# Task to complete
Whichever lines include the word "chevron", copy them as they appear in the data.

# Data shown

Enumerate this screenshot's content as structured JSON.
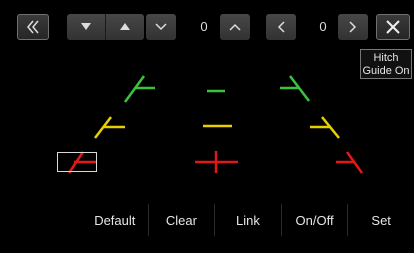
{
  "toolbar": {
    "value_1": "0",
    "value_2": "0"
  },
  "hitch_button": {
    "label_1": "Hitch",
    "label_2": "Guide On"
  },
  "bottom_bar": {
    "default_label": "Default",
    "clear_label": "Clear",
    "link_label": "Link",
    "onoff_label": "On/Off",
    "set_label": "Set"
  },
  "colors": {
    "green": "#3cc23c",
    "yellow": "#e8d000",
    "red": "#e01818"
  },
  "icons": [
    "back-double-chevron-icon",
    "triangle-down-icon",
    "triangle-up-icon",
    "chevron-down-icon",
    "chevron-up-icon",
    "chevron-left-icon",
    "chevron-right-icon",
    "close-icon"
  ]
}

# Answer space
    "back-double-chevron-icon",
    "chevron-down-icon",
    "chevron-up-icon",
    "chevron-left-icon",
    "chevron-right-icon",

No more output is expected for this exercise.